Current evidence supports the superiority of sevoflurane for myocardial protection during cardiac surgery when compared to total intravenous anesthesia with propofol. However, there is no evidence to suggest that sevoflurane is superior to isoflurane for myocardial protection during cardiac surgery. Sevoflurane may potentially reduce the rate of post-cardiac surgery atrial fibrillation and the time to tracheal extubation compared to isoflurane, but the literature is equivocal on these two important outcomes. Anesthesiologists still frequently use isoflurane for maintenance of cardiac anesthesia, and this is likely because there is substantial uncertainty about whether or not sevoflurane is superior to isoflurane, given the lack of head-to-head RCTs. A large, prospective, pragmatic RCT can ultimately assist clinicians by providing evidence of the non-inferiority (or, possibly the superiority) of one anesthetic compared to the other on important patient outcomes such as ICU length of stay, mortality, renal dysfunction, time to tracheal extubation after cardiac surgery, rates of clinically-important atrial fibrillation, and myocardial damage.

Interventional
Phase 4
Allocation: Randomized
Endpoint Classification: Safety/Efficacy Study
Intervention Model: Parallel Assignment
Masking: Single Blind (Outcomes Assessor)
Primary Purpose: Treatment
  • Coronary Artery Disease
  • Valvular Heart Disease
Drug: Volatile anesthetic

The intervention in this trial is randomization to either maintenance of anesthesia with sevoflurane or maintenance of anesthesia with isoflurane. The designated volatile anesthetic will be given at a strict minimal amount throughout the entire cardiac surgery (including cardiopulmonary bypass). This regimen (administration throughout the entire operation) has proved to have the greatest efficacy. Apart from this intervention, the anesthetic for patients participating in this trial will not be substantially different from normal practice, as the intention is to allow normal practice (with the exception of the choice of volatile anesthetic agent) to maximize the applicability and external validity of the trial.
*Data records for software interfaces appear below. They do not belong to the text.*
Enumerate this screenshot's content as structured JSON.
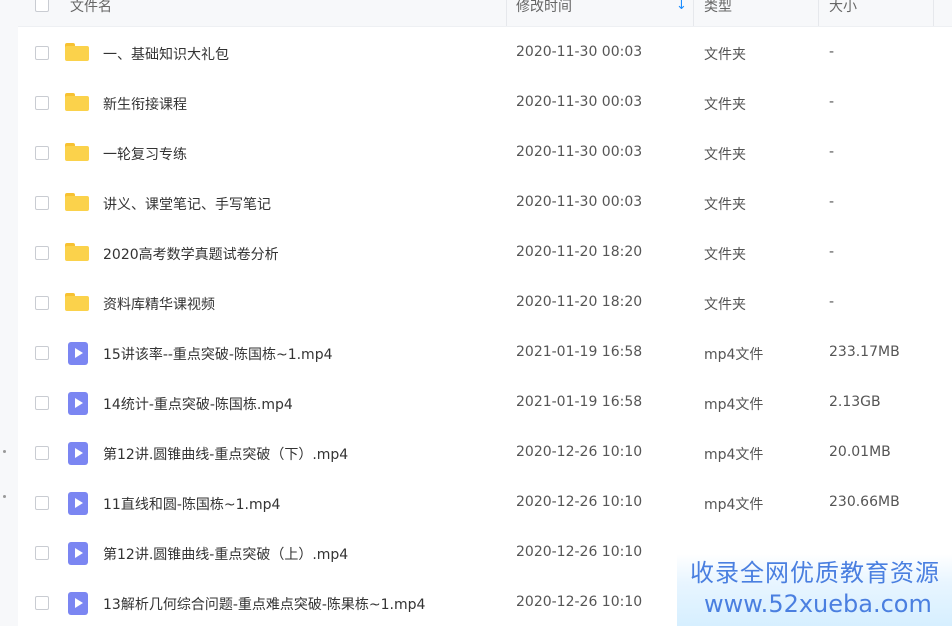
{
  "columns": {
    "name": "文件名",
    "modified": "修改时间",
    "type": "类型",
    "size": "大小"
  },
  "rows": [
    {
      "name": "一、基础知识大礼包",
      "modified": "2020-11-30 00:03",
      "type": "文件夹",
      "size": "-",
      "icon": "folder-icon"
    },
    {
      "name": "新生衔接课程",
      "modified": "2020-11-30 00:03",
      "type": "文件夹",
      "size": "-",
      "icon": "folder-icon"
    },
    {
      "name": "一轮复习专练",
      "modified": "2020-11-30 00:03",
      "type": "文件夹",
      "size": "-",
      "icon": "folder-icon"
    },
    {
      "name": "讲义、课堂笔记、手写笔记",
      "modified": "2020-11-30 00:03",
      "type": "文件夹",
      "size": "-",
      "icon": "folder-icon"
    },
    {
      "name": "2020高考数学真题试卷分析",
      "modified": "2020-11-20 18:20",
      "type": "文件夹",
      "size": "-",
      "icon": "folder-icon"
    },
    {
      "name": "资料库精华课视频",
      "modified": "2020-11-20 18:20",
      "type": "文件夹",
      "size": "-",
      "icon": "folder-icon"
    },
    {
      "name": "15讲该率--重点突破-陈国栋~1.mp4",
      "modified": "2021-01-19 16:58",
      "type": "mp4文件",
      "size": "233.17MB",
      "icon": "video-file-icon"
    },
    {
      "name": "14统计-重点突破-陈国栋.mp4",
      "modified": "2021-01-19 16:58",
      "type": "mp4文件",
      "size": "2.13GB",
      "icon": "video-file-icon"
    },
    {
      "name": "第12讲.圆锥曲线-重点突破（下）.mp4",
      "modified": "2020-12-26 10:10",
      "type": "mp4文件",
      "size": "20.01MB",
      "icon": "video-file-icon"
    },
    {
      "name": "11直线和圆-陈国栋~1.mp4",
      "modified": "2020-12-26 10:10",
      "type": "mp4文件",
      "size": "230.66MB",
      "icon": "video-file-icon"
    },
    {
      "name": "第12讲.圆锥曲线-重点突破（上）.mp4",
      "modified": "2020-12-26 10:10",
      "type": "",
      "size": "",
      "icon": "video-file-icon"
    },
    {
      "name": "13解析几何综合问题-重点难点突破-陈果栋~1.mp4",
      "modified": "2020-12-26 10:10",
      "type": "",
      "size": "",
      "icon": "video-file-icon"
    }
  ],
  "sort_indicator": "↓",
  "watermark": {
    "line1": "收录全网优质教育资源",
    "line2": "www.52xueba.com"
  },
  "colors": {
    "accent": "#1a8cff",
    "folder": "#fbd24b",
    "video": "#7b86f2",
    "watermark": "#4a7fe0"
  }
}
The management of anticoagulation, cardiac surgical techniques, and other aspects of the procedure will be managed in an unaltered fashion.

No IV drug infusions will be permitted until after protamine administration.
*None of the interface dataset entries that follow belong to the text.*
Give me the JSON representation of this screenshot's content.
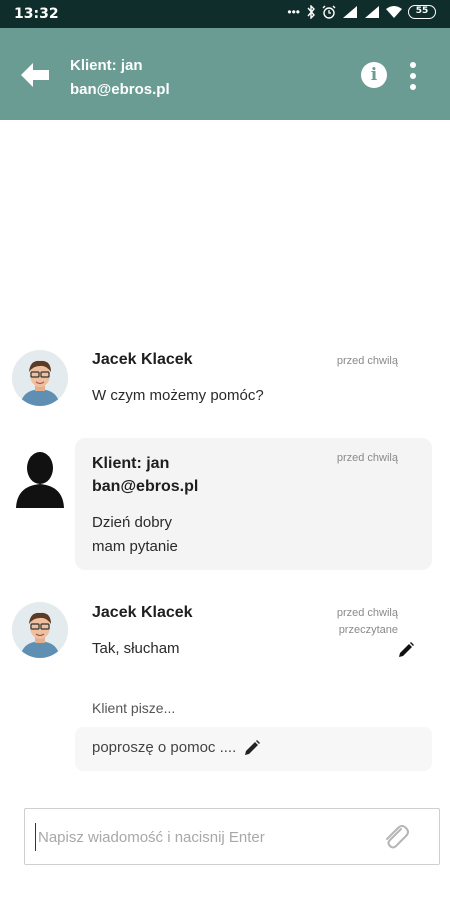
{
  "status_bar": {
    "time": "13:32",
    "battery": "55",
    "icons": [
      "dots-icon",
      "bluetooth-icon",
      "alarm-icon",
      "signal-icon",
      "signal-icon",
      "wifi-icon",
      "battery-icon"
    ]
  },
  "header": {
    "title_line1": "Klient: jan",
    "title_line2": "ban@ebros.pl",
    "bg_color": "#6a9c94"
  },
  "messages": [
    {
      "sender": "Jacek Klacek",
      "time": "przed chwilą",
      "lines": [
        "W czym możemy pomóc?"
      ],
      "avatar": "agent-avatar"
    },
    {
      "sender": "Klient: jan",
      "sender_line2": "ban@ebros.pl",
      "time": "przed chwilą",
      "lines": [
        "Dzień dobry",
        "mam pytanie"
      ],
      "avatar": "user-silhouette-icon"
    },
    {
      "sender": "Jacek Klacek",
      "time": "przed chwilą",
      "status": "przeczytane",
      "lines": [
        "Tak, słucham"
      ],
      "avatar": "agent-avatar"
    }
  ],
  "typing": {
    "label": "Klient pisze...",
    "draft": "poproszę o pomoc ...."
  },
  "composer": {
    "placeholder": "Napisz wiadomość i nacisnij Enter"
  }
}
  • Active Comparator: sevoflurane
    These patients will receive sevoflurane as the volatile anesthetic pre-, during-, and post-cardiopulmonary bypass at a targeted dose of 0.5-2.0 MAC.
    Intervention: Drug: Volatile anesthetic
  • Experimental: isoflurane
    These patients will receive isoflurane as the volatile anesthetic pre-, during-, and post-cardiopulmonary bypass at a targeted dose of 0.5-2.0 MAC.
    Intervention: Drug: Volatile anesthetic
Not Provided

*   Includes publications given by the data provider as well as publications identified by ClinicalTrials.gov Identifier (NCT Number) in Medline.
 
Recruiting
464
October 2014
October 2013   (final data collection date for primary outcome measure)

Inclusion Criteria:

  • Patients must be 18 years or over (There is no upper age limit to enrollment)
  • Eligible procedures are: CABG on-pump or off-pump, single valve repair/replacement, or CABG/single valve combined procedures

Exclusion Criteria:

  • Cardiac surgeries that are not one of the included cases
  • Planned extubation in the operating room
  • Patients refusing blood products (vis à vis blood sampling)
  • Pregnant patients
  • Malignant hyperthermia or documented/stated allergy to potent volatile anesthetic agents
Both
18 Years and older
No
Contact: Philip M Jones, MD MSc (519) 685-8500 ext 36306 pjones8@uwo.ca
Contact: Stephanie Fox, BA RRT (519) 685-8500 ext 35031 Stephanie.Fox@LHSC.ON.CA
Canada
 
NCT01477151
16497
Yes
Philip Jones, Lawson Health Research Institute
Lawson Health Research Institute
Not Provided
Principal Investigator: Philip M Jones, MD MSc Lawson Health Research Institute
Lawson Health Research Institute
June 2012

ICMJE     Data element required by the International Committee of Medical Journal Editors and the World Health Organization ICTRP